What needs to be done: In the data below, find the line with "What's the underlying" and the line with "Extract the structured", then restate both and every line between them exactly, minus the pictures.

(Data about app and page elements)
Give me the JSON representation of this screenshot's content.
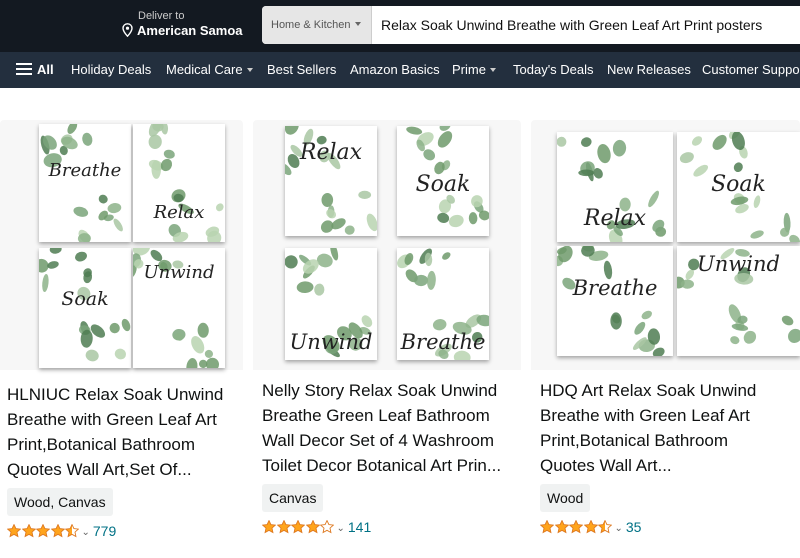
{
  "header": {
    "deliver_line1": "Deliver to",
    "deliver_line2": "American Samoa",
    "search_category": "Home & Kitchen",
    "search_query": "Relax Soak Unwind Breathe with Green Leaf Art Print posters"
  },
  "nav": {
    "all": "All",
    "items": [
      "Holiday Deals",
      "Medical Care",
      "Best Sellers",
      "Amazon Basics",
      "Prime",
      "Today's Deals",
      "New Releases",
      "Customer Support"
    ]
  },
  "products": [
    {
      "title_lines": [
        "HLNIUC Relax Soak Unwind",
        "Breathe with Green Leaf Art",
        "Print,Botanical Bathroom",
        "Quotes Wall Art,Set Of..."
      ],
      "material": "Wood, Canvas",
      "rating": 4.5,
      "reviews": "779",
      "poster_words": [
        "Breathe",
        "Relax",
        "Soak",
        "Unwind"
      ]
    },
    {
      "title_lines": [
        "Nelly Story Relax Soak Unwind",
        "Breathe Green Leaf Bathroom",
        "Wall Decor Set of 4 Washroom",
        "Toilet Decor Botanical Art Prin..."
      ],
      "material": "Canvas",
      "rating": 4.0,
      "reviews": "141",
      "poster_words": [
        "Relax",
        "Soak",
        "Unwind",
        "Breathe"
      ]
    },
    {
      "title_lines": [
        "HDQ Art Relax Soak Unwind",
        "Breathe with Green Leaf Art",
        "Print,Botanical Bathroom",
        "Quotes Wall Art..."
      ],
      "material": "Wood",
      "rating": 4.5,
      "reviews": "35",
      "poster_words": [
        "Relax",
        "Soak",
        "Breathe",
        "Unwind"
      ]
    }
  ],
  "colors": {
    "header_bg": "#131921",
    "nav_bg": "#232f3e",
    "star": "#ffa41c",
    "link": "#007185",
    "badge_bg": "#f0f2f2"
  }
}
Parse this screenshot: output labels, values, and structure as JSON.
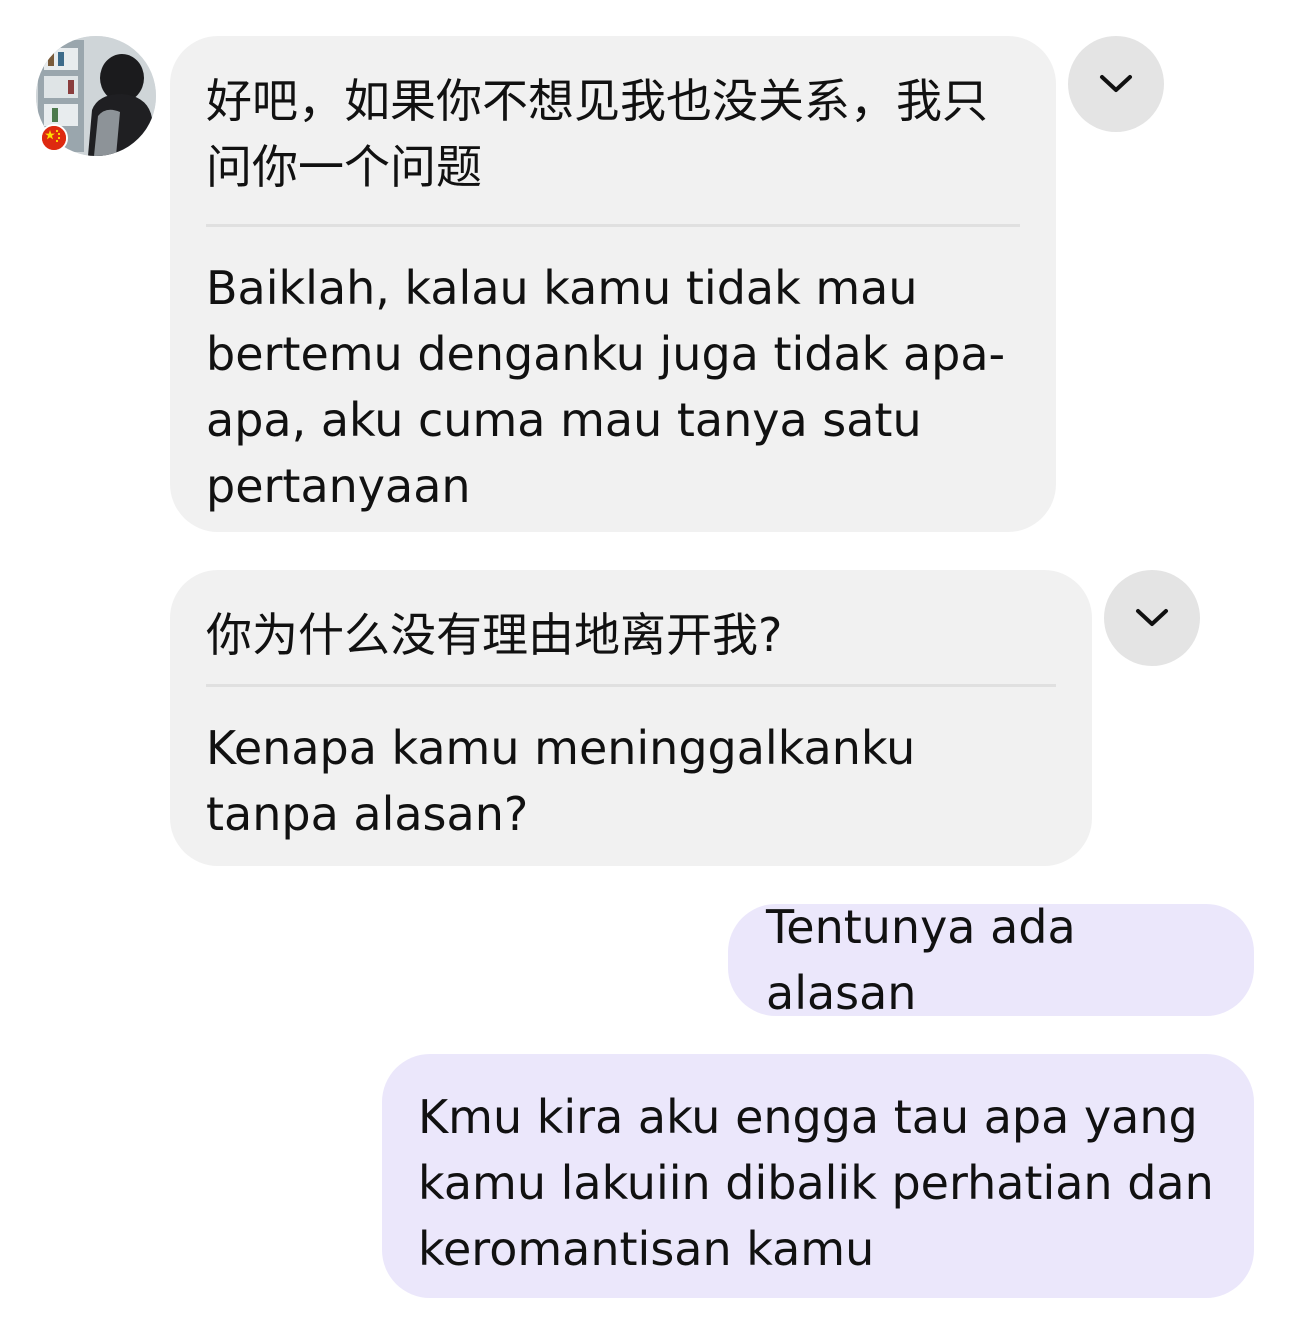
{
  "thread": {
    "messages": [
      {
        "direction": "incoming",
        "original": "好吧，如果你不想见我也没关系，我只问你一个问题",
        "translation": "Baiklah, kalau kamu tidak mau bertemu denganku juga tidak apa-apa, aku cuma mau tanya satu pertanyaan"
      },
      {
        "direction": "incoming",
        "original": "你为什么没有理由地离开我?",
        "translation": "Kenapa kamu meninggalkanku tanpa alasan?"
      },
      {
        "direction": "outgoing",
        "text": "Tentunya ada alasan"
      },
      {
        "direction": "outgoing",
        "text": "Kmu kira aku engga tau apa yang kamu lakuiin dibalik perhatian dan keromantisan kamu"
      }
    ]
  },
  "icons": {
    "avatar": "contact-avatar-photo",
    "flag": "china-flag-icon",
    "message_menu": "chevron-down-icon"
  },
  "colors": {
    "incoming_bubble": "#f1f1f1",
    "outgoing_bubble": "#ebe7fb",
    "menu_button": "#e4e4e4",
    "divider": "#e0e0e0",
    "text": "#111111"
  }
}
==
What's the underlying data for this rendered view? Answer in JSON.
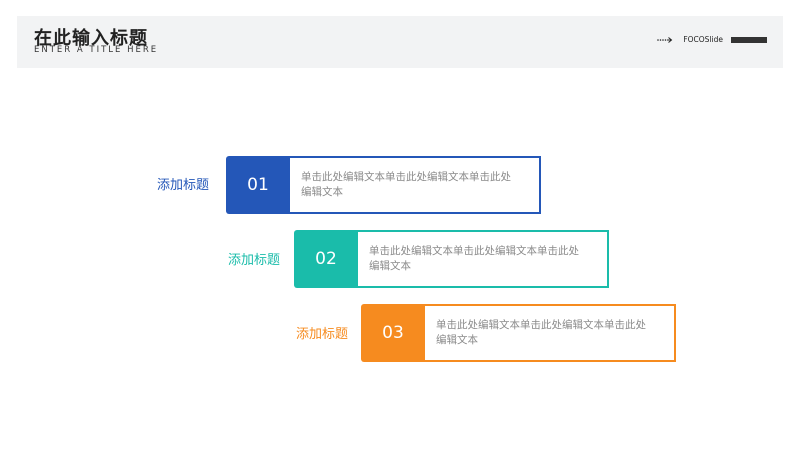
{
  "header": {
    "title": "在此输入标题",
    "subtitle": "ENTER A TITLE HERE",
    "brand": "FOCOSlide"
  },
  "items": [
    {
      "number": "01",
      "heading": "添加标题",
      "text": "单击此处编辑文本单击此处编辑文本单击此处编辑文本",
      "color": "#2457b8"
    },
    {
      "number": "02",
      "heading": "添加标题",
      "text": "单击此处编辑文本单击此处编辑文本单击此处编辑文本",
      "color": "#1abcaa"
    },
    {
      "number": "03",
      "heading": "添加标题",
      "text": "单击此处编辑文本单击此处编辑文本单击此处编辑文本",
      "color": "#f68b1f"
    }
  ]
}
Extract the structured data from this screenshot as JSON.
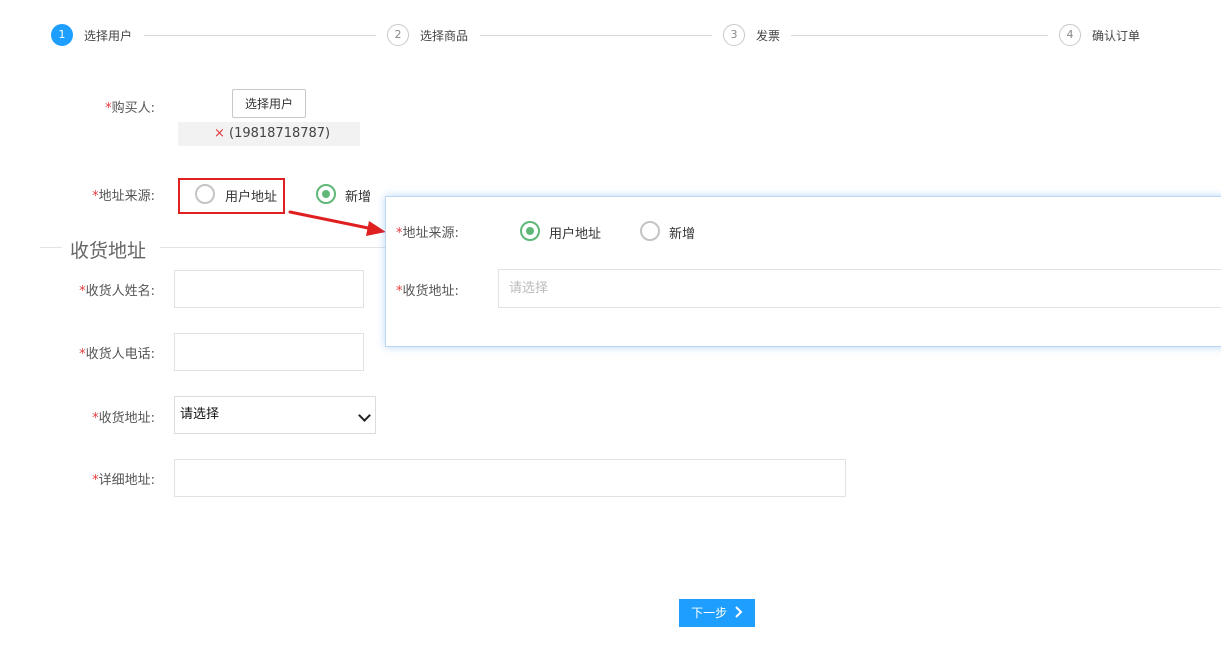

Response area:
What's the underlying data for this rendered view? Answer in JSON.
{
  "header": {
    "title": "在此输入标题",
    "subtitle": "ENTER A TITLE HERE",
    "brand": "FOCOSlide"
  },
  "items": [
    {
      "number": "01",
      "heading": "添加标题",
      "text": "单击此处编辑文本单击此处编辑文本单击此处编辑文本",
      "color": "#2457b8"
    },
    {
      "number": "02",
      "heading": "添加标题",
      "text": "单击此处编辑文本单击此处编辑文本单击此处编辑文本",
      "color": "#1abcaa"
    },
    {
      "number": "03",
      "heading": "添加标题",
      "text": "单击此处编辑文本单击此处编辑文本单击此处编辑文本",
      "color": "#f68b1f"
    }
  ]
}
Extract the structured data from this screenshot as JSON.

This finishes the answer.